  • $300,000 in grants to local school systems (LSS) to fund research and best practices to connect students of adoption and their families to support systems.
  • $1 Million in grants to LSS to provide research-based interventions to improve the outcomes for students with Emotional Disturbance and increase student achievement.
what are the important components within the school setting
What Are the Important Components within the School Setting?

When behaviors impede learning (including the learning of others), the IEP must include strategies to address that behavior.

    • Functional Behavioral Assessment (FBA)
    • Behavior Intervention Plan (BIP)
  • Families need support, respite care, intensive case management, and a collaborative, multi-agency approach to services.
promoting academic success
Promoting Academic Success
  • Children with emotional and behavioral problems like their classmates, learn best in classrooms characterized by effective instruction and behavior management routines.
  • Educators take into account the strengths and needs of all their students when designing effective learning opportunities.
    • Task Difficulty
    • Lesson Presentation
    • Motivational Strategies
    • Work Assignments
    • Involving Other

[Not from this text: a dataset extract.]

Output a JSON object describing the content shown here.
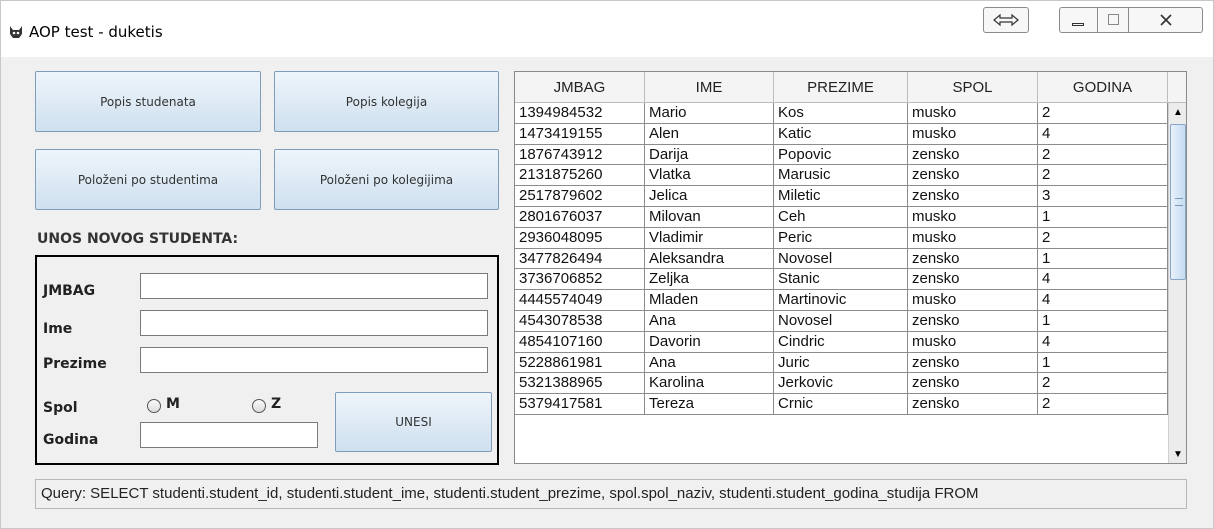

Ideas That Work, Office of Special Education

slide57

"All students come to school with unmet needs. Most students have the ability to delay these needs. Our children focus on nothing else until these needs are met. Meet the needs early or consume your time fighting them. The choice is yours,

  • not theirs."
  • — Tobin, 1991